On Up with Steve Saturday, Dinkins expanded on a passage in his new book that recently caught some attention.
When New York City voters go to the polls next month to elect a new mayor, they will likely choose Bill de Blasio, the populist candidate who boasts a full 49-point lead in the polls over his Republican opponent Joe Lhota. De Blasio would be the city’s first Democratic mayor since David Dinkins.
Dinkins, New York’s first and only African-American mayor, was elected in 1989 during a rough period in the city’s history. The early 1990s included a recession, violent crime, an AIDS epidemic, and rising racial tensions. Those deep racial and ethnic strains, simmering over several years and seen escalating during the 1991 riots in Brooklyn’s Crown Heights, helped define this era in New York City and produced a hazardous re-election climate for Dinkins, who eventually lost in a rematch to Rudy Giuliani in 1993.
On Up with Steve Saturday, Dinkins expanded on a passage in his new book that recently caught some attention. He wrote:
“When asked why I lost, I used to say, ‘Why do you think?’ I did not want to say it out loud, but it’s time. Now I say, ‘Racism, plain and simple.’”
“I might have more artfully phrased that,” Dinkins said Saturday. “If one considers the contest of ’89, I had three opponents… the conventional wisdom was that we wouldn’t win, because even if I finished first, I wouldn’t get 40%. And each of the other three being Jewish, their supporters would gang up against me and I’d lose. We got 51%.” He added, “I can’t say it’s just racism alone because I never would have been elected in ’89 had not a lot of white folks voted for me.”
Presiding over the nation’s most populous city is still “the best job I ever had,” Dinkins said. “We have as many ethnic identities in New York – almost as many as the United Nations has member nations.”
In this year’s Democratic primary, Dinkins supported candidate Bill Thompson, but said he also thinks highly of de Blasio and his wife, who both worked in Dinkins’ administration in the 1990s.

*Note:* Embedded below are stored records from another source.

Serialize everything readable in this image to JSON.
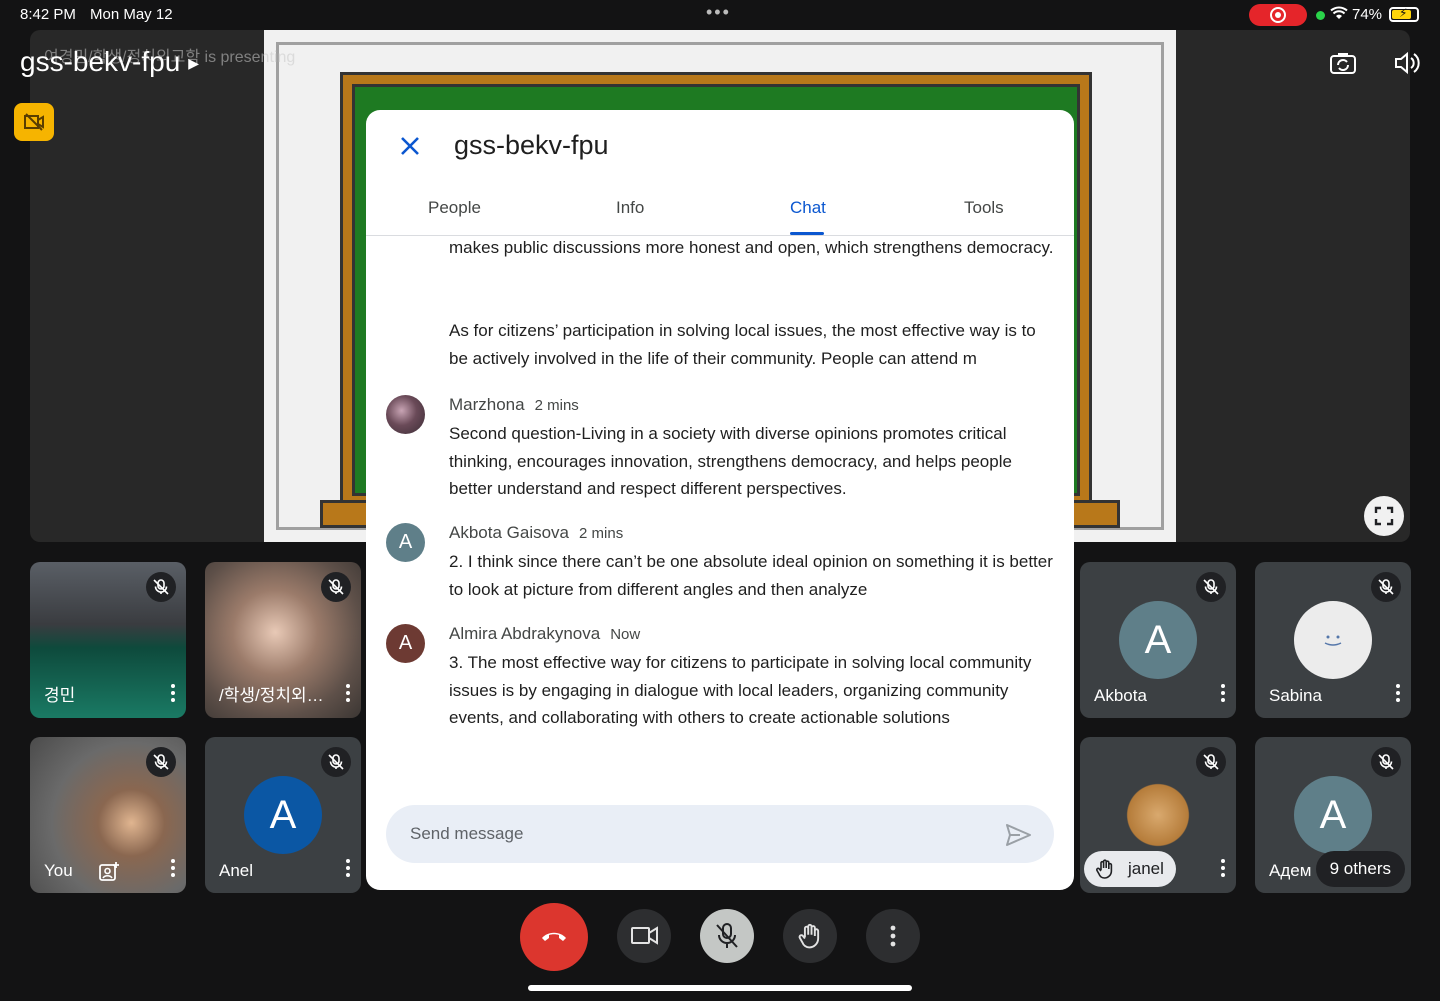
{
  "status_bar": {
    "time": "8:42 PM",
    "date": "Mon May 12",
    "battery": "74%",
    "battery_level": 0.74
  },
  "meeting": {
    "title": "gss-bekv-fpu",
    "presenting_text": "여경민/학생/정치외교학 is presenting"
  },
  "tiles": [
    {
      "name": "경민",
      "muted": true
    },
    {
      "name": "/학생/정치외…",
      "muted": true
    },
    {
      "name": "You",
      "muted": true
    },
    {
      "name": "Anel",
      "avatar_letter": "A",
      "avatar_color": "#0b57a4",
      "muted": true
    },
    {
      "name": "Akbota",
      "avatar_letter": "A",
      "avatar_color": "#5f7f89",
      "muted": true
    },
    {
      "name": "Sabina",
      "muted": true
    },
    {
      "name": "janel",
      "muted": true,
      "hand_raised": true
    },
    {
      "name": "Адем",
      "avatar_letter": "A",
      "avatar_color": "#5f7f89",
      "muted": true,
      "others_label": "9 others"
    }
  ],
  "dialog": {
    "title": "gss-bekv-fpu",
    "tabs": [
      "People",
      "Info",
      "Chat",
      "Tools"
    ],
    "active_tab": "Chat",
    "continued_message": {
      "paragraph1": "makes public discussions more honest and open, which strengthens democracy.",
      "paragraph2": "As for citizens’ participation in solving local issues, the most effective way is to be actively involved in the life of their community. People can attend m"
    },
    "messages": [
      {
        "sender": "Marzhona",
        "time": "2 mins",
        "avatar_letter": "",
        "avatar_color": "#7a5c68",
        "text": "Second question-Living in a society with diverse opinions promotes critical thinking, encourages innovation, strengthens democracy, and helps people better understand and respect different perspectives."
      },
      {
        "sender": "Akbota Gaisova",
        "time": "2 mins",
        "avatar_letter": "A",
        "avatar_color": "#5f7f89",
        "text": "2. I think since there can’t be one absolute ideal opinion on something it is better to look at picture from different angles and then analyze"
      },
      {
        "sender": "Almira Abdrakynova",
        "time": "Now",
        "avatar_letter": "A",
        "avatar_color": "#6d3a33",
        "text": "3. The most effective way for citizens to participate in solving local community issues is by engaging in dialogue with local leaders, organizing community events, and collaborating with others to create actionable solutions"
      }
    ],
    "composer_placeholder": "Send message"
  },
  "colors": {
    "accent": "#0b57d0",
    "end_call": "#dc362e",
    "camera_off_badge": "#f6b400",
    "recording": "#e5252a"
  },
  "icons": {
    "close": "close-icon",
    "send": "send-icon",
    "end_call": "phone-hangup-icon",
    "camera": "video-camera-icon",
    "mic": "mic-off-icon",
    "hand": "raise-hand-icon",
    "more": "more-vert-icon"
  }
}
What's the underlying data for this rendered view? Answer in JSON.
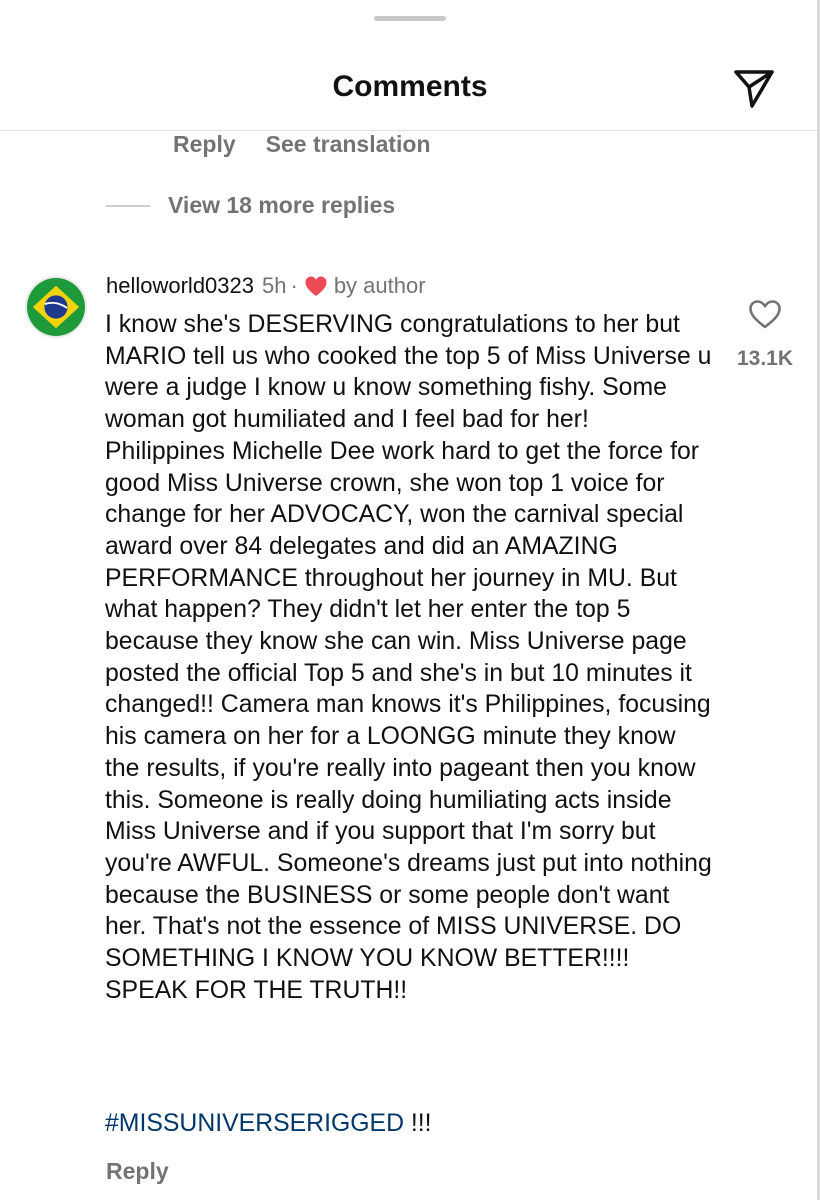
{
  "header": {
    "title": "Comments",
    "send_icon": "paper-plane-icon"
  },
  "previous_comment": {
    "reply_label": "Reply",
    "see_translation_label": "See translation",
    "view_more_replies": "View 18 more replies"
  },
  "comment": {
    "avatar": "brazil-flag-avatar",
    "username": "helloworld0323",
    "time": "5h",
    "separator": "·",
    "author_badge_icon": "red-heart-icon",
    "author_badge_text": "by author",
    "text": "I know she's DESERVING congratulations to her but MARIO tell us who cooked the top 5 of Miss Universe u were a judge I know u know something fishy. Some woman got humiliated and I feel bad for her! Philippines Michelle Dee work hard to get the force for good Miss Universe crown, she won top 1 voice for change for her ADVOCACY, won the carnival special award over 84 delegates and did an AMAZING PERFORMANCE throughout her journey in MU. But what happen? They didn't let her enter the top 5 because they know she can win. Miss Universe page posted the official Top 5 and she's in but 10 minutes it changed!! Camera man knows it's Philippines, focusing his camera on her for a LOONGG minute they know the results, if you're really into pageant then you know this. Someone is really doing humiliating acts inside Miss Universe and if you support that I'm sorry but you're AWFUL. Someone's dreams just put into nothing because the BUSINESS or some people don't want her. That's not the essence of MISS UNIVERSE. DO SOMETHING I KNOW YOU KNOW BETTER!!!! SPEAK FOR THE TRUTH!!",
    "hashtag": "#MISSUNIVERSERIGGED",
    "hashtag_suffix": " !!!",
    "like_icon": "heart-outline-icon",
    "like_count": "13.1K",
    "reply_label": "Reply"
  },
  "colors": {
    "secondary_text": "#737373",
    "hashtag": "#00376b",
    "heart_red": "#ed4956"
  }
}
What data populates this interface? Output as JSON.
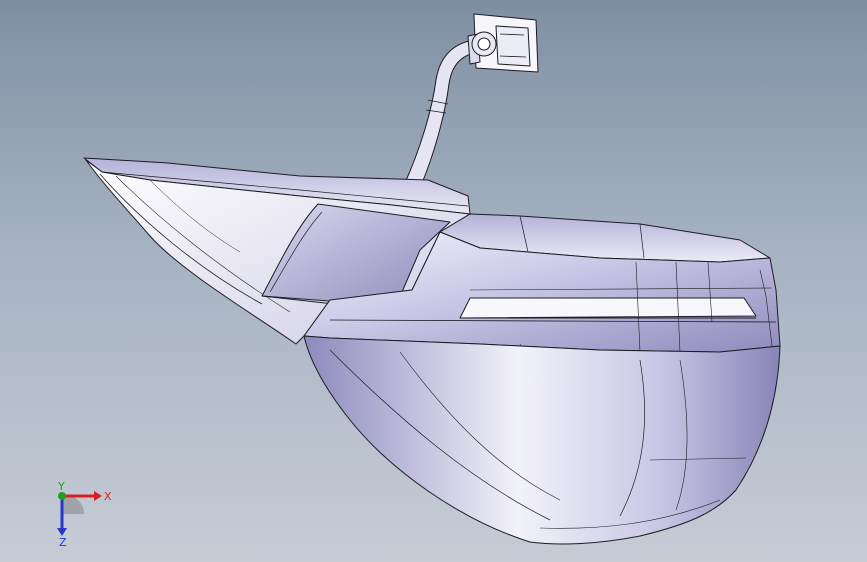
{
  "viewport": {
    "background_top": "#7f8fa3",
    "background_bottom": "#c6ccd6",
    "model_edge_color": "#1c1c24",
    "model_face_light": "#f3f3fa",
    "model_face_shade": "#9c98c4"
  },
  "triad": {
    "x_label": "X",
    "y_label": "Y",
    "z_label": "Z",
    "x_color": "#d42020",
    "y_color": "#1ea01e",
    "z_color": "#2a35c8"
  }
}
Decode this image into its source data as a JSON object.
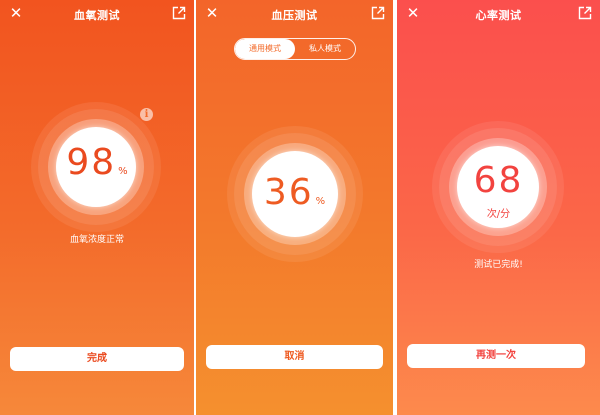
{
  "colors": {
    "oxygen_accent": "#ea4a1f",
    "bp_accent": "#ee5b22",
    "hr_accent": "#f2433f"
  },
  "icons": {
    "close": "close-icon",
    "share": "share-icon",
    "info": "info-icon"
  },
  "oxygen": {
    "title": "血氧测试",
    "value": "98",
    "unit": "%",
    "status": "血氧浓度正常",
    "info_glyph": "i",
    "button_label": "完成"
  },
  "bp": {
    "title": "血压测试",
    "modes": [
      "通用模式",
      "私人模式"
    ],
    "value": "36",
    "unit": "%",
    "button_label": "取消"
  },
  "hr": {
    "title": "心率测试",
    "value": "68",
    "unit": "次/分",
    "status": "测试已完成!",
    "button_label": "再测一次"
  }
}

“We have to give him credit,” Dinkins said of the wave of support that’s grown around de Blasio. “I think the ad with his son Dante and the big afro is the best I’ve seen ever.”
Watch the entire conversation with Dinkins in the video player above.